+++ SUPPLIED MATERIAL +++

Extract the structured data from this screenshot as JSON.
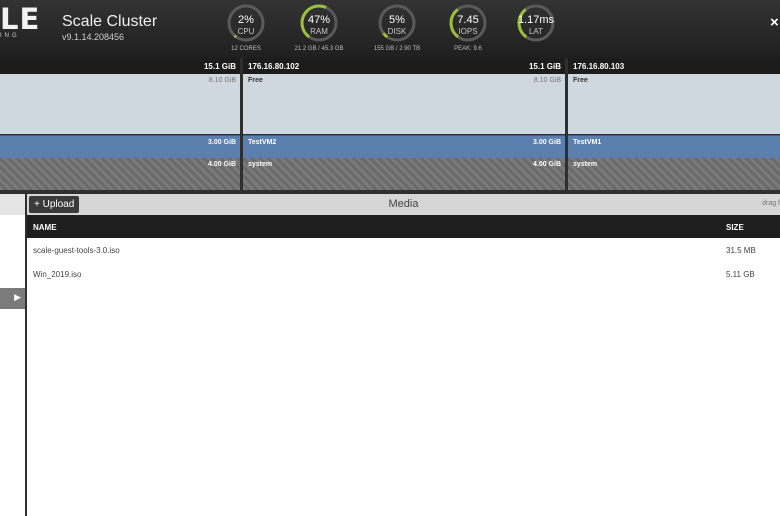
{
  "header": {
    "logo_text": "LE",
    "logo_sub": "ING",
    "cluster_name": "Scale Cluster",
    "version": "v9.1.14.208456",
    "close_glyph": "×"
  },
  "gauges": [
    {
      "value": "2%",
      "label": "CPU",
      "sub": "12 CORES",
      "fraction": 0.02,
      "color": "#9cbf3a"
    },
    {
      "value": "47%",
      "label": "RAM",
      "sub": "21.2 GB / 45.3 GB",
      "fraction": 0.47,
      "color": "#9cbf3a"
    },
    {
      "value": "5%",
      "label": "DISK",
      "sub": "155 GB / 2.90 TB",
      "fraction": 0.05,
      "color": "#9cbf3a"
    },
    {
      "value": "7.45",
      "label": "IOPS",
      "sub": "PEAK: 9.6",
      "fraction": 0.3,
      "color": "#9cbf3a"
    },
    {
      "value": "1.17ms",
      "label": "LAT",
      "sub": "",
      "fraction": 0.3,
      "color": "#9cbf3a"
    }
  ],
  "nodes": [
    {
      "ip": "",
      "capacity": "15.1 GiB",
      "free_label": "",
      "free_size": "8.10 GiB",
      "vm_label": "",
      "vm_size": "3.00 GiB",
      "sys_label": "",
      "sys_size": "4.00 GiB"
    },
    {
      "ip": "176.16.80.102",
      "capacity": "15.1 GiB",
      "free_label": "Free",
      "free_size": "8.10 GiB",
      "vm_label": "TestVM2",
      "vm_size": "3.00 GiB",
      "sys_label": "system",
      "sys_size": "4.00 GiB"
    },
    {
      "ip": "176.16.80.103",
      "capacity": "",
      "free_label": "Free",
      "free_size": "",
      "vm_label": "TestVM1",
      "vm_size": "",
      "sys_label": "system",
      "sys_size": ""
    }
  ],
  "left_panel": {
    "arrow_glyph": "▶"
  },
  "media": {
    "upload_label": "+ Upload",
    "title": "Media",
    "drag_hint": "drag f",
    "columns": {
      "name": "NAME",
      "size": "SIZE"
    },
    "rows": [
      {
        "name": "scale-guest-tools-3.0.iso",
        "size": "31.5 MB"
      },
      {
        "name": "Win_2019.iso",
        "size": "5.11 GB"
      }
    ]
  }
}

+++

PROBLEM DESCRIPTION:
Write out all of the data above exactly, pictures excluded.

RESPONSE TO THIS EXERCISE:
Extract the structured data from this screenshot as JSON.
{
  "header": {
    "logo_text": "LE",
    "logo_sub": "ING",
    "cluster_name": "Scale Cluster",
    "version": "v9.1.14.208456",
    "close_glyph": "×"
  },
  "gauges": [
    {
      "value": "2%",
      "label": "CPU",
      "sub": "12 CORES",
      "fraction": 0.02,
      "color": "#9cbf3a"
    },
    {
      "value": "47%",
      "label": "RAM",
      "sub": "21.2 GB / 45.3 GB",
      "fraction": 0.47,
      "color": "#9cbf3a"
    },
    {
      "value": "5%",
      "label": "DISK",
      "sub": "155 GB / 2.90 TB",
      "fraction": 0.05,
      "color": "#9cbf3a"
    },
    {
      "value": "7.45",
      "label": "IOPS",
      "sub": "PEAK: 9.6",
      "fraction": 0.3,
      "color": "#9cbf3a"
    },
    {
      "value": "1.17ms",
      "label": "LAT",
      "sub": "",
      "fraction": 0.3,
      "color": "#9cbf3a"
    }
  ],
  "nodes": [
    {
      "ip": "",
      "capacity": "15.1 GiB",
      "free_label": "",
      "free_size": "8.10 GiB",
      "vm_label": "",
      "vm_size": "3.00 GiB",
      "sys_label": "",
      "sys_size": "4.00 GiB"
    },
    {
      "ip": "176.16.80.102",
      "capacity": "15.1 GiB",
      "free_label": "Free",
      "free_size": "8.10 GiB",
      "vm_label": "TestVM2",
      "vm_size": "3.00 GiB",
      "sys_label": "system",
      "sys_size": "4.00 GiB"
    },
    {
      "ip": "176.16.80.103",
      "capacity": "",
      "free_label": "Free",
      "free_size": "",
      "vm_label": "TestVM1",
      "vm_size": "",
      "sys_label": "system",
      "sys_size": ""
    }
  ],
  "left_panel": {
    "arrow_glyph": "▶"
  },
  "media": {
    "upload_label": "+ Upload",
    "title": "Media",
    "drag_hint": "drag f",
    "columns": {
      "name": "NAME",
      "size": "SIZE"
    },
    "rows": [
      {
        "name": "scale-guest-tools-3.0.iso",
        "size": "31.5 MB"
      },
      {
        "name": "Win_2019.iso",
        "size": "5.11 GB"
      }
    ]
  }
}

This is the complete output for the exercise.